Prof Challis, who is negotiating funding for a long-term international study, said last night: "I agree with the authors that this is a hint that needs further exploration. It's further reason why a long-term study is necessary."

Louis Slesin, the editor of Microwave News, a US newsletter on radiation and health that reported the new study, said: "We now have two tumour types found among people who use mobiles for more than 10 years shown by two different research groups. That is compelling evidence."

Researchers from the Radiation and Nuclear Safety Authority in Finland compared the mobile phone use of 1,521 people with gliomas with that of 3,301 people without the cancers.


Source - Telegraph

Folic acid can cut risk of a harelip

Pregnant women who take folic acid can dramatically cut the chances of their baby having a harelip, say researchers.


Mothers-to-be are already advised to take supplements of the B vitamin to help prevent conditions such as spina bifida.


But a study has found folic acid was more effective than previously thought, reducing the risk of facial clefts by a third.


One in 1,000 babies born in the UK has the condition, but researchers found the lowest risk was among women who combined a folate-rich diet, multivitamins and daily folic acid supplement.


The Department of Health recommends women planning a pregnancy increase their intake of folic acid and also take a daily supplement. They are advised to continue taking folic acid for the first three months of a pregnancy.


Researchers examined the effects of folic acid on facial clefts in Norway, which has one of the highest rates in Europe.

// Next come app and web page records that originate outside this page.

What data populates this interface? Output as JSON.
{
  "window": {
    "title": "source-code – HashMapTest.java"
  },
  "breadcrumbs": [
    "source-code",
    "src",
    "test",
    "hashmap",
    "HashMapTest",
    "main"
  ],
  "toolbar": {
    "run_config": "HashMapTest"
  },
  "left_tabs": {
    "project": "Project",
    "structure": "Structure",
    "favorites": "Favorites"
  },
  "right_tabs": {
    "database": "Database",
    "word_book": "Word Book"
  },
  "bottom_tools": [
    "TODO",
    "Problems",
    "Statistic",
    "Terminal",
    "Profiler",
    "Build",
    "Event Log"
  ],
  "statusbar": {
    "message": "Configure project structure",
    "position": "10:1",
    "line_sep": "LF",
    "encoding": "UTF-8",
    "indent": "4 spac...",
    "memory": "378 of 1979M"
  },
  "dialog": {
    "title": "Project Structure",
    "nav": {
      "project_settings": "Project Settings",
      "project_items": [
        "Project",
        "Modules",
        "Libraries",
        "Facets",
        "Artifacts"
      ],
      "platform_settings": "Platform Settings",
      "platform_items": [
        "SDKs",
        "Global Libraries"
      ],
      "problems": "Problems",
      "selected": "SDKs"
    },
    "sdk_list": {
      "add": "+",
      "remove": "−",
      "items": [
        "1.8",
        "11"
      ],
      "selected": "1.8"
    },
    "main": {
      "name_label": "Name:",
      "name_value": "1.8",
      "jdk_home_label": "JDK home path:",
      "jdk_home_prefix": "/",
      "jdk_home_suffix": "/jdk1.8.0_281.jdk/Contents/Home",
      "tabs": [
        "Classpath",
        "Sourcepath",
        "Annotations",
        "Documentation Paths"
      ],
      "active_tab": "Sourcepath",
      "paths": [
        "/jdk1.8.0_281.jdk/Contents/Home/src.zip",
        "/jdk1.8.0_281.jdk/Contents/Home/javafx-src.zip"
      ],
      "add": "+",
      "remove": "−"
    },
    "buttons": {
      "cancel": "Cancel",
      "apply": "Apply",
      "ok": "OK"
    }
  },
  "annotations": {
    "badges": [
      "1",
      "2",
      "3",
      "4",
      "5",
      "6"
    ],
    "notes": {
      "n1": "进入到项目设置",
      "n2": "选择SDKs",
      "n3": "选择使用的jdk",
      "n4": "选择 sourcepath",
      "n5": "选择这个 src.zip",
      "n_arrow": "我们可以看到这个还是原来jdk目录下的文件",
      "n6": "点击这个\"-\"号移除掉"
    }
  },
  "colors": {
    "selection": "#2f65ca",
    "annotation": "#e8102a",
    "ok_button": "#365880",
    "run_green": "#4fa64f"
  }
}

They studied babies born between 1996 and 2001, of whom 377 had a harelip, 196 had a cleft palate only and 763 were healthy controls.


The study found that taking folic acid supplements reduced the risk of a harelip, with or without a cleft palate, by a third.


Diets rich in high-folate foods such as fruit and vegetables also helped reduce the risk, according to the study, published online in the British Medical Journal.


Source - Daily Mail

Coffee may help relieve gym pain

Drinking coffee could help reduce the post-workout pain that puts many people off exercise, a small study suggests.

The study found moderate doses of caffeine, roughly equivalent to two cups of coffee, can cut muscle pain by up to 48%.

But researchers at the University of Georgia warned their findings may not be applicable to regular caffeine users who are less sensitive to its effects.

The report was published in The Journal of Pain.

Source - BBC News

Fibre 'lowers breast cancer risk'

Pre-menopausal women who eat large amounts of fibre could halve their breast cancer risk, a UK study has suggested.

The University of Leeds researchers, who studied 35,000 women, found those who ate 30g of fibre a day had half the risk of those who ate less than 20g.

They said women should try to increase their fibre intake.

Experts said the International Journal of Epidemiology study was more evidence of the benefits of a healthy diet.

Source - BBC News

Cloudy apple juice 'healthier'

Cloudy apple juice is better for you than clear varieties, say researchers.

Polish scientists found the levels of antioxidants which protect against heart disease and cancer are almost double in cloudy apple juice.

The antioxidants, called polyphenols, are also found in red wine, berries and dark chocolate.

In the Journal of the Science of Food and Agriculture, the researchers said the manufacturing process led to fewer polyphenols in clear apple juice.